And off we go, which can be the scary part because you enter the Ring at the fastest and widest part of the track with GT-Rs, Radicals and McLarens all bearing down on you, reminding you to keep to the right and let them past.
It is a baptism of fire and you drive simply because to do nothing else is quite literally suicide.
The first time round went by in a blur as I followed directions from Mike, my instructor, keeping an eye always in my mirror for the faster and more experienced Ring drivers coming up behind me.
I braked into corners, accelerated out of them, jumped into the Karussell corner, whizzed down the Foxhole and then, as we came around the last corner into the wide straight that flies past the stand, Mike ordered: "Put your foot down." So I did.
"Two hundred," he said, proudly.
Brilliant, I thought, until a shadow of a car hurtled past. I don't even know what it was. "Mm, 300, I think," said Mike. And that put me in my place.
There were two crashes among the 190 cars in the four hours we were there.
A mathematical American sitting next to me worked out that, given those statistics, we would all eventually kill ourselves – or the strongest would become better drivers and survive. The Darwinian theory of the Nurburgring.
But what do you do after you have driven around the Nurburgring?
Well, I did it again and then again and, just when it was getting to be infectious, Mike took me out and showed me how it really should be driven. I was suitably humbled.
But it was fun, exhilarating and breathtaking. I loved every minute of it.
I saw only three other women, including Sabine, driving on the Ring that day and all of them looked good.
As for me, I was never going to win any trophies but what an experience.
The record for the Ring is six minutes and 47 seconds for a street-legal car and I reckon it took me at least twice as long.
But I will tell you this – and here I may shock the purists – I may not have been the fastest but I bet I was the only one who did it in high heels.
Will: It was my dream for everyone else's dream to come true
THE Best Of The Best was founded by Will Hindmarch in 2000 – simply because he loved cars.
He had always dreamed as a boy of owning a supercar and, as he grew older, he decided it would be his goal in life to make this same dream come true for as many people as possible.
The first inkling of this that the public would have was the presence in airports across the country of fabulous cars that anyone could win. And they did.

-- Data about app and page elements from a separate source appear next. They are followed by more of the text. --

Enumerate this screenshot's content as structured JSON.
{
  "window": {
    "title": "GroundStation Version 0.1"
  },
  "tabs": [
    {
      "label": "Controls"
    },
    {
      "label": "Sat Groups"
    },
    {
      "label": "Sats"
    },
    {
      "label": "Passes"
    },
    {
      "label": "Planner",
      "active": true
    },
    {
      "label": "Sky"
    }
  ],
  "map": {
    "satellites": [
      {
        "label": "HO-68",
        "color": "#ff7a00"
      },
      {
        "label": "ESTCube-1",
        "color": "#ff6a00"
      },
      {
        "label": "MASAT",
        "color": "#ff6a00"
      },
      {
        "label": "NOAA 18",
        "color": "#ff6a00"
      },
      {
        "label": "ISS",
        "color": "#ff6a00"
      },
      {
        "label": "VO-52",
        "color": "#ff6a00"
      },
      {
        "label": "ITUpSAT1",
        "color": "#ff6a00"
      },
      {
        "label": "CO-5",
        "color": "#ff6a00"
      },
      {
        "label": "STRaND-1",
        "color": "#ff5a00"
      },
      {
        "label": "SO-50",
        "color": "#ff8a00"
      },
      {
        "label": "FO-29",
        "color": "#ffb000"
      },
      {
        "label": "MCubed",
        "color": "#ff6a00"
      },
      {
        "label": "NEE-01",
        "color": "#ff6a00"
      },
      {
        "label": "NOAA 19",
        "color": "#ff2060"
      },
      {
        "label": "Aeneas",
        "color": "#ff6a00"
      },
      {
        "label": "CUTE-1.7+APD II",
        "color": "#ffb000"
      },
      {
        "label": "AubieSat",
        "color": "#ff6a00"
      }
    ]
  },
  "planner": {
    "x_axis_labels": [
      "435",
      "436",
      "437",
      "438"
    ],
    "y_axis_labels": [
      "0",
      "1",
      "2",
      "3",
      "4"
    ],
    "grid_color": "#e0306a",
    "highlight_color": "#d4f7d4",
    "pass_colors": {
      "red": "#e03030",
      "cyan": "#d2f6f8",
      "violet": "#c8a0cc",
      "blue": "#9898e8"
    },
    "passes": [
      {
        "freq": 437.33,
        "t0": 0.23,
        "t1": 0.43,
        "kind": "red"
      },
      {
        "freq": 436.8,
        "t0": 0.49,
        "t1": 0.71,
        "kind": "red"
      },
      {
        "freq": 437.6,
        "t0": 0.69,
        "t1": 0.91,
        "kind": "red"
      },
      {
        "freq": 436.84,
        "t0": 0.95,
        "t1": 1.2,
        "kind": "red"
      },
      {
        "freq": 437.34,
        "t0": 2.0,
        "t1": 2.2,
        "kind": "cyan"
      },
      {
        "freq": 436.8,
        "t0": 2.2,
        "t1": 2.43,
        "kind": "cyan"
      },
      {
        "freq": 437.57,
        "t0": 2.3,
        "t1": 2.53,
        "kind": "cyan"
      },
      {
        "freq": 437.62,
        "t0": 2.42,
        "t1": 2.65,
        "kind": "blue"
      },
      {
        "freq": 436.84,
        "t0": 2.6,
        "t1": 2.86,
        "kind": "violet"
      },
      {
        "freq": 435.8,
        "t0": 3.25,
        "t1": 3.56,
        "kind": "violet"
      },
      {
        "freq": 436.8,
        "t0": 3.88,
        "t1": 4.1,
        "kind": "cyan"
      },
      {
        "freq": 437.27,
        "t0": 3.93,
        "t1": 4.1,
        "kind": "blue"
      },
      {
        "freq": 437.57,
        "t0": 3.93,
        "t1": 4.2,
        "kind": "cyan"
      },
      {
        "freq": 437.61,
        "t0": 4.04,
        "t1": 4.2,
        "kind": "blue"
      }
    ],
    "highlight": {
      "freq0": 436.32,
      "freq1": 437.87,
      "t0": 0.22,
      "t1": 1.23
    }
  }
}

Will recalls the time he sold his first ever ticket – and nearly hugged the man who bought it.
"I'm still amazed we managed to sell any tickets on day one," he laughs. "Our first car, a black Porsche 911, had arrived at Heathrow Terminal 4 ready to go on the stand but it was covered in sand after a torrential storm on the way in. It was early in the morning by the time it was on the stand but I had to clean it, ready for the first day of trading.
"But the bucket wouldn't fit under any of the taps in the toilets, so I ended buying a load of bottled water to clean the car. I remember a man coming up and having a good nose at it.

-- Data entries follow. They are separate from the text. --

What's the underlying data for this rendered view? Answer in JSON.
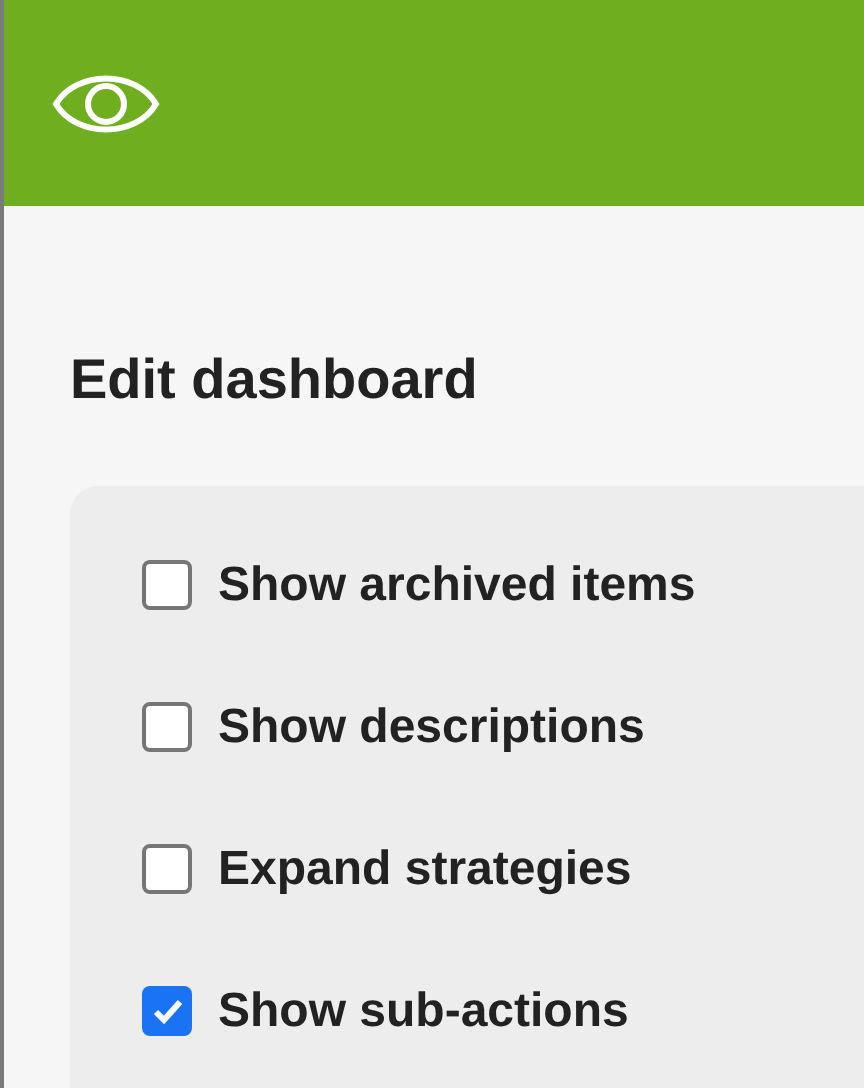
{
  "title": "Edit dashboard",
  "options": [
    {
      "label": "Show archived items",
      "checked": false
    },
    {
      "label": "Show descriptions",
      "checked": false
    },
    {
      "label": "Expand strategies",
      "checked": false
    },
    {
      "label": "Show sub-actions",
      "checked": true
    }
  ]
}
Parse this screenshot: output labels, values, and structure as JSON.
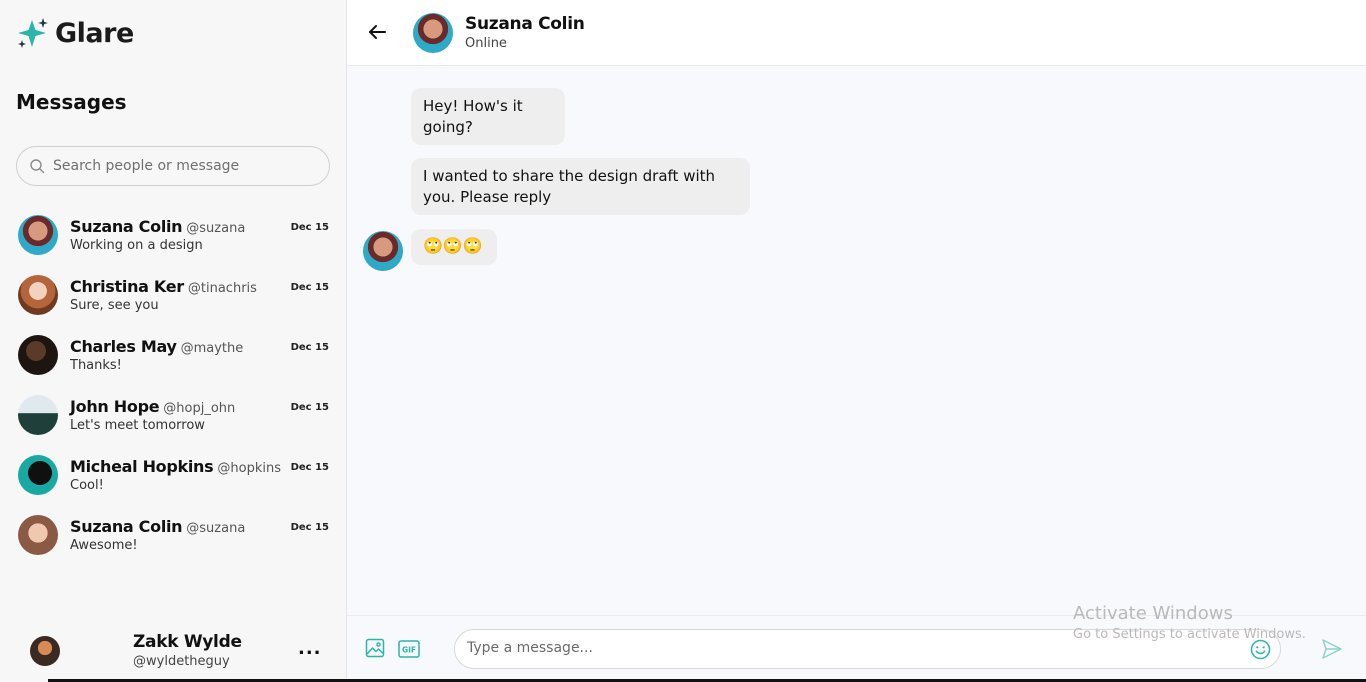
{
  "app": {
    "brand": "Glare",
    "accent_color": "#2bb5a6"
  },
  "sidebar": {
    "title": "Messages",
    "search_placeholder": "Search people or message",
    "conversations": [
      {
        "name": "Suzana Colin",
        "handle": "@suzana",
        "preview": "Working on a design",
        "date": "Dec 15",
        "avatar_bg": "#2fa9c8"
      },
      {
        "name": "Christina Ker",
        "handle": "@tinachris",
        "preview": "Sure, see you",
        "date": "Dec 15",
        "avatar_bg": "#a0522d"
      },
      {
        "name": "Charles May",
        "handle": "@maythe",
        "preview": "Thanks!",
        "date": "Dec 15",
        "avatar_bg": "#2a1d16"
      },
      {
        "name": "John Hope",
        "handle": "@hopj_ohn",
        "preview": "Let's meet tomorrow",
        "date": "Dec 15",
        "avatar_bg": "#c9dce6"
      },
      {
        "name": "Micheal Hopkins",
        "handle": "@hopkins",
        "preview": "Cool!",
        "date": "Dec 15",
        "avatar_bg": "#19a9a3"
      },
      {
        "name": "Suzana Colin",
        "handle": "@suzana",
        "preview": "Awesome!",
        "date": "Dec 15",
        "avatar_bg": "#8a5a45"
      }
    ],
    "profile": {
      "name": "Zakk Wylde",
      "handle": "@wyldetheguy",
      "more_label": "..."
    }
  },
  "chat": {
    "contact_name": "Suzana Colin",
    "contact_status": "Online",
    "messages": [
      {
        "text": "Hey! How's it going?"
      },
      {
        "text": "I wanted to share the design draft with you. Please reply"
      },
      {
        "text": "🙄🙄🙄"
      }
    ],
    "input_placeholder": "Type a message..."
  },
  "watermark": {
    "line1": "Activate Windows",
    "line2": "Go to Settings to activate Windows."
  }
}
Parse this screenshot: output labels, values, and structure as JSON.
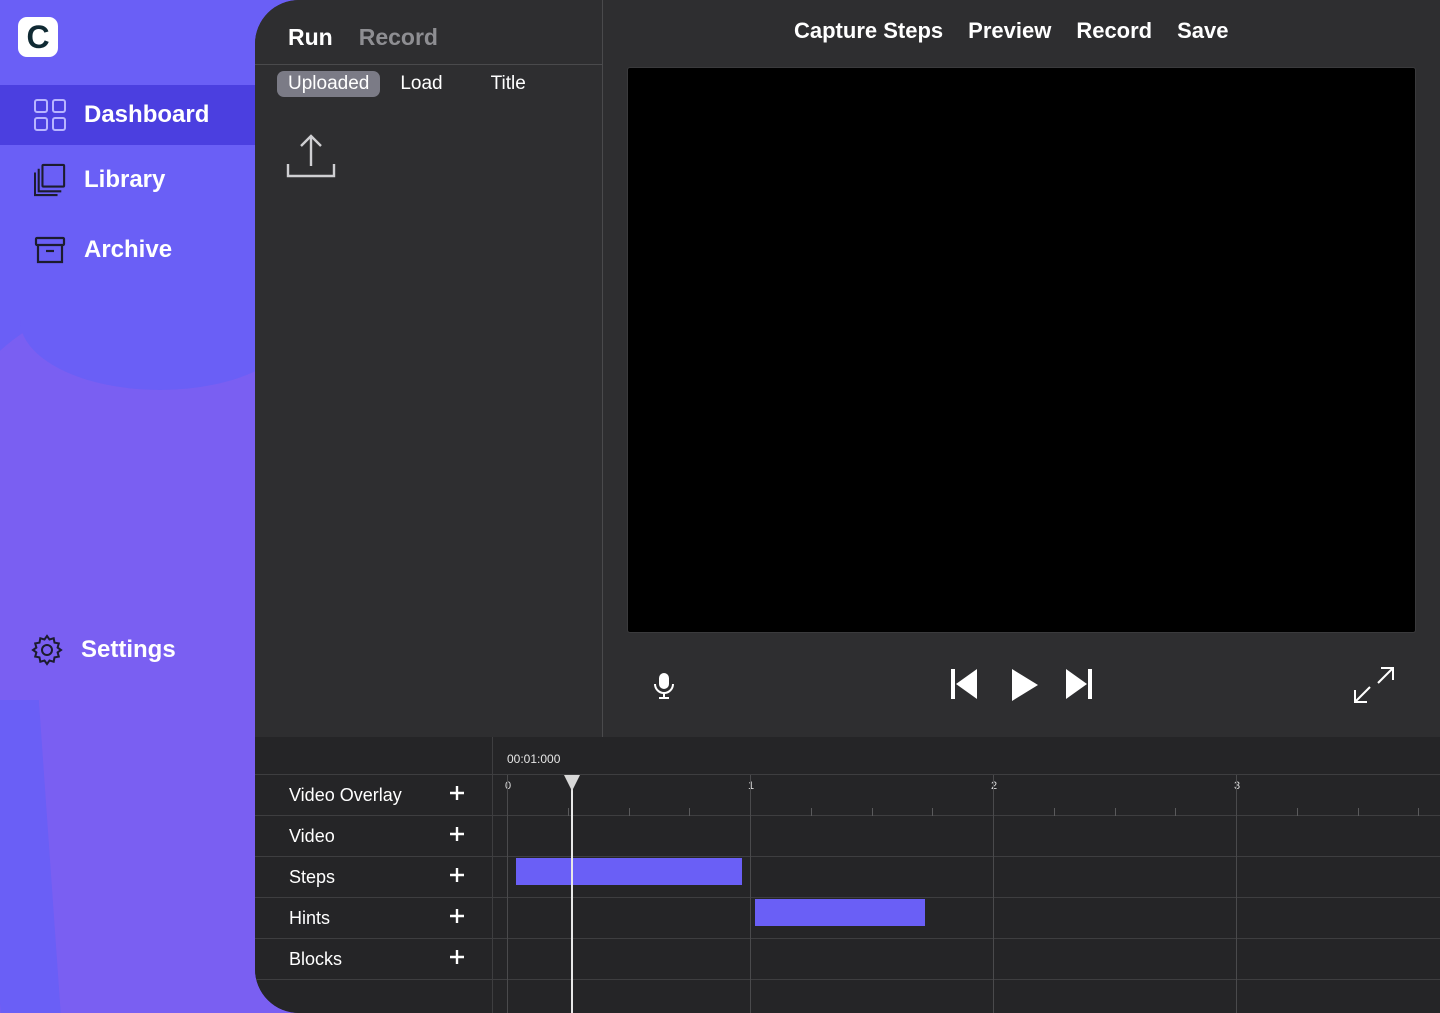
{
  "app": {
    "logo_letter": "C",
    "accent": "#6a5ff6"
  },
  "sidebar": {
    "items": [
      {
        "label": "Dashboard",
        "icon": "grid-icon"
      },
      {
        "label": "Library",
        "icon": "library-icon"
      },
      {
        "label": "Archive",
        "icon": "archive-icon"
      }
    ],
    "settings": {
      "label": "Settings",
      "icon": "gear-icon"
    }
  },
  "left_panel": {
    "tabs": {
      "run": "Run",
      "record": "Record"
    },
    "subtabs": {
      "uploaded": "Uploaded",
      "load": "Load",
      "title": "Title"
    }
  },
  "topmenu": {
    "capture_steps": "Capture Steps",
    "preview": "Preview",
    "record": "Record",
    "save": "Save"
  },
  "timeline": {
    "time_readout": "00:01:000",
    "ruler": [
      "0",
      "1",
      "2",
      "3"
    ],
    "rows": [
      {
        "label": "Video Overlay"
      },
      {
        "label": "Video"
      },
      {
        "label": "Steps"
      },
      {
        "label": "Hints"
      },
      {
        "label": "Blocks"
      }
    ]
  }
}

"He asked how many people had bought tickets and how many cars we'd given away. You should have seen his face when I said we hadn't sold any tickets and he was the first person to buy one. I could have hugged him when he eventually bought some.
"We've come an awful long way since those early days and it's amazing to think we've now chalked up 200 winners.
"And we're also noticing some interesting trends – most notably the numbers of women now playing the game. In the first few years, it was predominantly men, as much as 95 per cent, but now 30 per cent are women."
To date, Will has given away £14million worth of cars across the world.
Every two weeks, someone, somewhere, wins a supercar and today you do not even have to go to the airport – you can do it online. Telling someone they have won an Aston Martin, a Range Rover or even a Caterham "is just the best job in the world", he said.
David Coulthard has now joined the company as a brand ambassador and the next free online competition is the California Run road trip.
For more information on how to play that and the regular supercar competition, visit www.botb.com